  43. Inpatient Procedures Coded in B Clinics • PPS includes in its RWP (inpatient) earnings a “price per RWP” that includes both the hospital and all clinicians’ work for the inpatients. • UBU and CHCS create SADRs in B-Clinics, sometimes labeled as inpatients and sometimes not, but for patients who are clearly inpatients. If a B-clinic SADR is created, PPS pays RVU earnings in addition to the inpatient RWP earnings. • There are enormous differences on the extent to which B-Clinic SADRs are reported for inpatients, both between services, and between MTFs.

  44. Inpatient Procedures Coded in B Clinics

  45. Inpatient Procedures Coded in B Clinics • A single patient admitted for a broken hip, reduced at one MTF but then transferred to a Medical Center for wound debridement, had as an inpatient: • 417 B-clinic SADRs • Which earned $50,089 for the medical center • In ADDITION to the PPS earnings for the 5 month stay.

  46. Coding of Group Sessions 46

  47. Group Service Records Group encounters require coding with special CPT or HCPCS to reflect that group counseling or other therapies are less effort per patient than individual care. Appointment times (MDR only) show when groups are treated instead of individuals. Conclusions are only as valid as the appointment times – “cattle call” sessions would appear to be groups. Oddly, a handful of CPT codes give MORE weight for a group than for an individual, like H0004 and H0005 (alcohol and drug counseling). Perhaps it was intended that billing for such groups would not be individually identified? On the next slide, the FY10 data are corrected into groups. 47

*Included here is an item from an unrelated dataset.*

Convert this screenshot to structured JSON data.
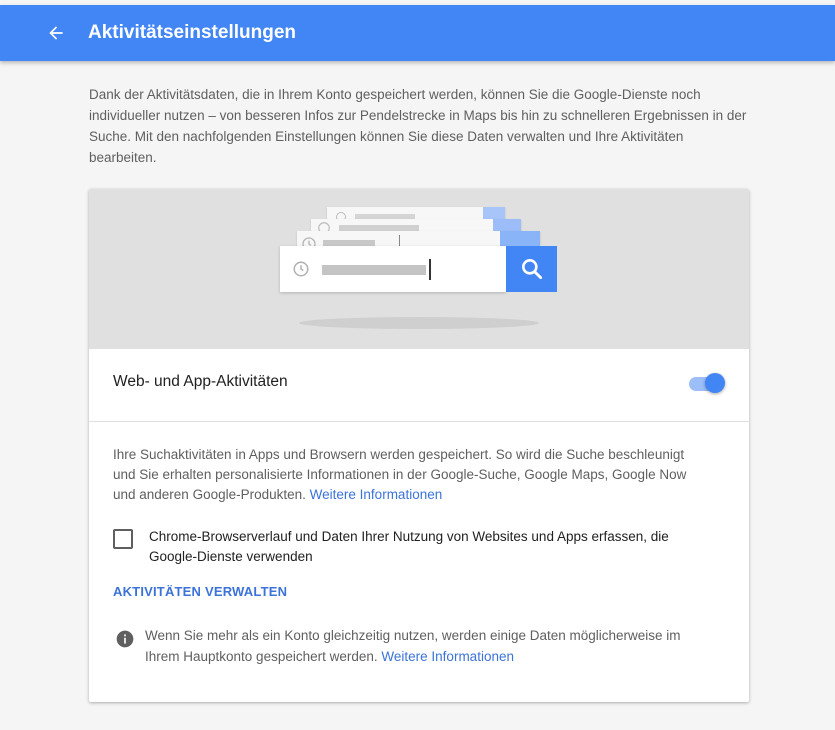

  48. Group Service Records 48

  49. Group Service Records Same doctor, same day and clinic, same appointment time 49

  50. Data Quality Affecting Readiness or Continuity of Care